6. Pets Are Not “Fur Kids”.
Ok, we all refer to our pets as “fur kids”, but animals are not humans. Animals have their very own specific environmental, mental, and physical needs that need to be met. When we treat them as if they are children, we are not recognizing what they inherently need to be happy and healthy in our home. Your pet is not a child, nor should they be treated like one. We need to learn to see animals for who they are; a living being that has species-specific needs. Of course our pets have distinct personalities, and they are some of our greatest teachers, but they are not children. We do them a disservice when we don’t allow them to be a dog, a cat, or a parrot. When we label them, and put unrealistic expectations on them, we hinder them, and what they need to fully thrive in our home.
7. If There Is a Behavioral Issue, It’s Your Job to Figure Out Why.
If your pet is house soiling or destroying “unauthorized items”, it’s your job as their guardian to figure out WHY. There is always a reason, and I promise it’s not to upset you. When we explain behaviors away by saying the animal is just “mad” at us or “being a jerk”, we are missing what’s really going on with our animal companions. Your animal companion may need your HELP, instead of your anger and frustration. As their guardians, we have to learn to see their motivation behind the behavior. Ask yourself:
- Is there a medical issue that needs to be addressed?
- Are they stressed from someone else, or another animal in the house?
- Is there something outside that is adding stress?
- Are they experiencing separation anxiety?
- Are they bored?
- Do they need more mental and physical enrichment?
8. There could be a medical or behavioral issue that needs to be addressed ASAP!
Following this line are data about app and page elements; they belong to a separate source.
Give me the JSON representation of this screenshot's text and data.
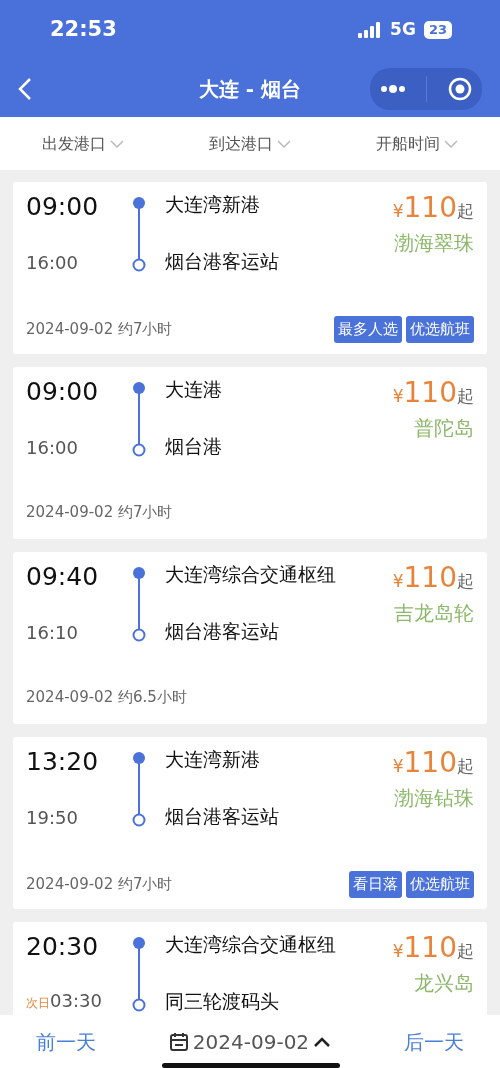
{
  "status_bar": {
    "time": "22:53",
    "network": "5G",
    "battery": "23"
  },
  "nav": {
    "title": "大连 - 烟台"
  },
  "filters": [
    {
      "label": "出发港口"
    },
    {
      "label": "到达港口"
    },
    {
      "label": "开船时间"
    }
  ],
  "sailings": [
    {
      "depart_time": "09:00",
      "arrive_time": "16:00",
      "from": "大连湾新港",
      "to": "烟台港客运站",
      "currency": "¥",
      "price": "110",
      "price_suffix": "起",
      "ship": "渤海翠珠",
      "date": "2024-09-02",
      "duration": "约7小时",
      "tags": [
        "最多人选",
        "优选航班"
      ]
    },
    {
      "depart_time": "09:00",
      "arrive_time": "16:00",
      "from": "大连港",
      "to": "烟台港",
      "currency": "¥",
      "price": "110",
      "price_suffix": "起",
      "ship": "普陀岛",
      "date": "2024-09-02",
      "duration": "约7小时"
    },
    {
      "depart_time": "09:40",
      "arrive_time": "16:10",
      "from": "大连湾综合交通枢纽",
      "to": "烟台港客运站",
      "currency": "¥",
      "price": "110",
      "price_suffix": "起",
      "ship": "吉龙岛轮",
      "date": "2024-09-02",
      "duration": "约6.5小时"
    },
    {
      "depart_time": "13:20",
      "arrive_time": "19:50",
      "from": "大连湾新港",
      "to": "烟台港客运站",
      "currency": "¥",
      "price": "110",
      "price_suffix": "起",
      "ship": "渤海钻珠",
      "date": "2024-09-02",
      "duration": "约7小时",
      "tags": [
        "看日落",
        "优选航班"
      ]
    },
    {
      "depart_time": "20:30",
      "arrive_note": "次日",
      "arrive_time": "03:30",
      "from": "大连湾综合交通枢纽",
      "to": "同三轮渡码头",
      "currency": "¥",
      "price": "110",
      "price_suffix": "起",
      "ship": "龙兴岛"
    }
  ],
  "bottom_bar": {
    "prev": "前一天",
    "date": "2024-09-02",
    "next": "后一天"
  }
}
When someone contacts me to help them with a behavior issue that they are seeing in their pet, the first thing I ask is, “When is the last time your ___ had a medical exam? This is where we want to start. If there is a behavior issue, we need to rule out the possibility of underlying health issues. Health issues -in every species of animal- can directly affect their behavior. If there is a confirmed clean bill of health by the veterinarian, then we can start to address the environment, and what might be creating the new, (undesirable) behaviors that they are seeing in their pet. This can be anything from their diet, to their “person”. Here are some common possibilities for why your pet is doing what you might refer to as “naughty things” when you’re not home:
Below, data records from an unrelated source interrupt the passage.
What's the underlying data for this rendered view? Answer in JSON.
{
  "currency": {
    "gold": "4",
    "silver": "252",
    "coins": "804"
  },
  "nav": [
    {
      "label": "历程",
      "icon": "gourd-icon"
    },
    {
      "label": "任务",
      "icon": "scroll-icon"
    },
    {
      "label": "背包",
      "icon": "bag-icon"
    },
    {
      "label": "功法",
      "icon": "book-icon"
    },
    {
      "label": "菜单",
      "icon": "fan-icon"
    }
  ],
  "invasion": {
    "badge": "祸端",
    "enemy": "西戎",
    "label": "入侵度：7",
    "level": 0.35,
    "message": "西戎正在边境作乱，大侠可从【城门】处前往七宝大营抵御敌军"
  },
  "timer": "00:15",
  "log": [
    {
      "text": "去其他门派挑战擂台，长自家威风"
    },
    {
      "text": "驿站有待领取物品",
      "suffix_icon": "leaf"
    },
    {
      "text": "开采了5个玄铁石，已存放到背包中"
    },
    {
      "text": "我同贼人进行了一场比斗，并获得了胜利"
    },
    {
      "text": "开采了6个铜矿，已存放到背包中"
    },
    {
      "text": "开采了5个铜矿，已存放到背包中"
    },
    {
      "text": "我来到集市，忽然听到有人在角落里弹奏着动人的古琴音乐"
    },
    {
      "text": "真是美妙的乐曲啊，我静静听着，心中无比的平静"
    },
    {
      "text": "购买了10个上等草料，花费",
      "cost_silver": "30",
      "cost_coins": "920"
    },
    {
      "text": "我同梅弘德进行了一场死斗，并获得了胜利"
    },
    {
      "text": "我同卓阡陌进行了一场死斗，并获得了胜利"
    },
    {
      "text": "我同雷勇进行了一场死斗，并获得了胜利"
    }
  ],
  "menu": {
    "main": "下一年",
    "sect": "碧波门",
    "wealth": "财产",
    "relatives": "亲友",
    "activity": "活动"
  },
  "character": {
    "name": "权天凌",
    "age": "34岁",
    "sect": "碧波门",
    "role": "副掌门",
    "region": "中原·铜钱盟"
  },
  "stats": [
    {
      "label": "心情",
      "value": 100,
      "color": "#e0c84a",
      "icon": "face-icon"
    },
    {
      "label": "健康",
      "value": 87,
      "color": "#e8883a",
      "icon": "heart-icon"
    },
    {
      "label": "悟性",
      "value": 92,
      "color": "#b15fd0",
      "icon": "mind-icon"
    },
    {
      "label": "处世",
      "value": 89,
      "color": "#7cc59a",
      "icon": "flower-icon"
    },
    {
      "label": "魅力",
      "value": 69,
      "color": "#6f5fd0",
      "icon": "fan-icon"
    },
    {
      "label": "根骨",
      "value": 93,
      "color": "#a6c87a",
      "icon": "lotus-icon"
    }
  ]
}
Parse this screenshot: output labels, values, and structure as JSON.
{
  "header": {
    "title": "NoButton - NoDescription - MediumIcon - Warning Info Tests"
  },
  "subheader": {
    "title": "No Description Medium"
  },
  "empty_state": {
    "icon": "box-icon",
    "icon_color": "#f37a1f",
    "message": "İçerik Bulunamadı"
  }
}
- They are climbing out of their skin with excess energy because h/she doesn’t receive enough exercise!
- They are not properly house trained.
- They are incontinent.
- They cannot hold their urine or feces for the long time that you are gone.
- They suffer from separation anxiety.
- They have C.C.D (canine compulsive disorder).
- They suffer from Feline Separation Anxiety
- There was a thunderstorm (or fireworks) that terrified them.
- Something else is scaring, frightening, or stressing them while you’re gone.
So what’s the take home message here? Our animals are not plotting their revenge on us. They are not planning how to get back at us. They are not programmed the way humans are. So we must learn to recognize what is really going on with the animal that we have chosen to bring into our lives. Yes, “accidents” and mishaps happen in the house, but not because that’s the animal’s way of acting out and being “mad” at us. Please take the human perceptions and judgments out of the situation, and learn to view life from the animal’s perspective. Help them! Find out what they need and what is causing their behavior. There is always a valid reason and explanation behind it, and it’s not about trying to upset us.
“We don’t see things as they are, we see them as we are.” –Anais Nin
- When you punish a cat for exhibiting a behavior you don’t like, it doesn’t stop the behavior; it can make it worse!